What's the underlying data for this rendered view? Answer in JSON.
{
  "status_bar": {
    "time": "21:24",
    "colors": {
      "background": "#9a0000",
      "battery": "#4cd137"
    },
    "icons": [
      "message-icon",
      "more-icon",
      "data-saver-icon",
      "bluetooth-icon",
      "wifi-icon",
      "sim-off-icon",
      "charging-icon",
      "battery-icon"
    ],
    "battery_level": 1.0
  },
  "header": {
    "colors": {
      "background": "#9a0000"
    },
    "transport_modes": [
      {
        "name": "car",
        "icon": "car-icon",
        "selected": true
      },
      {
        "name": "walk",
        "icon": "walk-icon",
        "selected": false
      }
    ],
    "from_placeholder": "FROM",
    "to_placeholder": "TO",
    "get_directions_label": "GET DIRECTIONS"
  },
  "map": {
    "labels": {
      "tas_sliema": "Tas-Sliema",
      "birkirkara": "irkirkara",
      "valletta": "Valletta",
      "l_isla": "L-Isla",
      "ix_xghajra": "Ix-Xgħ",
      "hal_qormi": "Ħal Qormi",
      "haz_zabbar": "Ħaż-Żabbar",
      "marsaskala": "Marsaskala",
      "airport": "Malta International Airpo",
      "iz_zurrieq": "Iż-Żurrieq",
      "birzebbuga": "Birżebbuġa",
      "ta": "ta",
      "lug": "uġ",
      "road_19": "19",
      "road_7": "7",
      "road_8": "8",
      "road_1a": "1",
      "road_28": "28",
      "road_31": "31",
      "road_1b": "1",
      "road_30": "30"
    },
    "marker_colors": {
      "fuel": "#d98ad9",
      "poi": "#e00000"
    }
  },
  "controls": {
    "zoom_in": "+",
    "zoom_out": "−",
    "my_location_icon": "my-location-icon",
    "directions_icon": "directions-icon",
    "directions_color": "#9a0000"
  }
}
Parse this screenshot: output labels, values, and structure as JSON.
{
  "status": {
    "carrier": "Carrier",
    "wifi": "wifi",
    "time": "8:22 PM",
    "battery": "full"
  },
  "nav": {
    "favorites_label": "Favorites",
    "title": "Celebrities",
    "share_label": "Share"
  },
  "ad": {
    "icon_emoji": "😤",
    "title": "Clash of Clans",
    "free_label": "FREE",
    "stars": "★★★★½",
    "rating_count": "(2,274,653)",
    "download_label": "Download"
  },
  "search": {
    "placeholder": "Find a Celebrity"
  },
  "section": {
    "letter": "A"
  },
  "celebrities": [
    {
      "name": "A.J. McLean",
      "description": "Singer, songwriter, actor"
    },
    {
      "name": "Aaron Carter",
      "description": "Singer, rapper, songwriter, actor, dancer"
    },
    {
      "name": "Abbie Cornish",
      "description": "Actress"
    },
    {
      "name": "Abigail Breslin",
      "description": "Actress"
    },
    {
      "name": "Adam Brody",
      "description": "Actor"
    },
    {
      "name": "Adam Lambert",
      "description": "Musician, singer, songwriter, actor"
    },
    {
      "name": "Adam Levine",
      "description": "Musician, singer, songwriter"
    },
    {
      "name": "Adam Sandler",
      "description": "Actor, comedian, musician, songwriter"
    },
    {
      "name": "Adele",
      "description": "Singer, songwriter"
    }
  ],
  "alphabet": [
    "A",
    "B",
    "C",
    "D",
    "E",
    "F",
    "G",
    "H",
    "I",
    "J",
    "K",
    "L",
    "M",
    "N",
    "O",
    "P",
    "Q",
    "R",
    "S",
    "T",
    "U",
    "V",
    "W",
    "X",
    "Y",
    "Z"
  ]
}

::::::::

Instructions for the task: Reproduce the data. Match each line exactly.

Exercise response:
What's the underlying data for this rendered view? Answer in JSON.
{
  "status_bar": {
    "time": "21:24",
    "colors": {
      "background": "#9a0000",
      "battery": "#4cd137"
    },
    "icons": [
      "message-icon",
      "more-icon",
      "data-saver-icon",
      "bluetooth-icon",
      "wifi-icon",
      "sim-off-icon",
      "charging-icon",
      "battery-icon"
    ],
    "battery_level": 1.0
  },
  "header": {
    "colors": {
      "background": "#9a0000"
    },
    "transport_modes": [
      {
        "name": "car",
        "icon": "car-icon",
        "selected": true
      },
      {
        "name": "walk",
        "icon": "walk-icon",
        "selected": false
      }
    ],
    "from_placeholder": "FROM",
    "to_placeholder": "TO",
    "get_directions_label": "GET DIRECTIONS"
  },
  "map": {
    "labels": {
      "tas_sliema": "Tas-Sliema",
      "birkirkara": "irkirkara",
      "valletta": "Valletta",
      "l_isla": "L-Isla",
      "ix_xghajra": "Ix-Xgħ",
      "hal_qormi": "Ħal Qormi",
      "haz_zabbar": "Ħaż-Żabbar",
      "marsaskala": "Marsaskala",
      "airport": "Malta International Airpo",
      "iz_zurrieq": "Iż-Żurrieq",
      "birzebbuga": "Birżebbuġa",
      "ta": "ta",
      "lug": "uġ",
      "road_19": "19",
      "road_7": "7",
      "road_8": "8",
      "road_1a": "1",
      "road_28": "28",
      "road_31": "31",
      "road_1b": "1",
      "road_30": "30"
    },
    "marker_colors": {
      "fuel": "#d98ad9",
      "poi": "#e00000"
    }
  },
  "controls": {
    "zoom_in": "+",
    "zoom_out": "−",
    "my_location_icon": "my-location-icon",
    "directions_icon": "directions-icon",
    "directions_color": "#9a0000"
  }
}
Parse this screenshot: output labels, values, and structure as JSON.
{
  "status": {
    "carrier": "Carrier",
    "wifi": "wifi",
    "time": "8:22 PM",
    "battery": "full"
  },
  "nav": {
    "favorites_label": "Favorites",
    "title": "Celebrities",
    "share_label": "Share"
  },
  "ad": {
    "icon_emoji": "😤",
    "title": "Clash of Clans",
    "free_label": "FREE",
    "stars": "★★★★½",
    "rating_count": "(2,274,653)",
    "download_label": "Download"
  },
  "search": {
    "placeholder": "Find a Celebrity"
  },
  "section": {
    "letter": "A"
  },
  "celebrities": [
    {
      "name": "A.J. McLean",
      "description": "Singer, songwriter, actor"
    },
    {
      "name": "Aaron Carter",
      "description": "Singer, rapper, songwriter, actor, dancer"
    },
    {
      "name": "Abbie Cornish",
      "description": "Actress"
    },
    {
      "name": "Abigail Breslin",
      "description": "Actress"
    },
    {
      "name": "Adam Brody",
      "description": "Actor"
    },
    {
      "name": "Adam Lambert",
      "description": "Musician, singer, songwriter, actor"
    },
    {
      "name": "Adam Levine",
      "description": "Musician, singer, songwriter"
    },
    {
      "name": "Adam Sandler",
      "description": "Actor, comedian, musician, songwriter"
    },
    {
      "name": "Adele",
      "description": "Singer, songwriter"
    }
  ],
  "alphabet": [
    "A",
    "B",
    "C",
    "D",
    "E",
    "F",
    "G",
    "H",
    "I",
    "J",
    "K",
    "L",
    "M",
    "N",
    "O",
    "P",
    "Q",
    "R",
    "S",
    "T",
    "U",
    "V",
    "W",
    "X",
    "Y",
    "Z"
  ]
}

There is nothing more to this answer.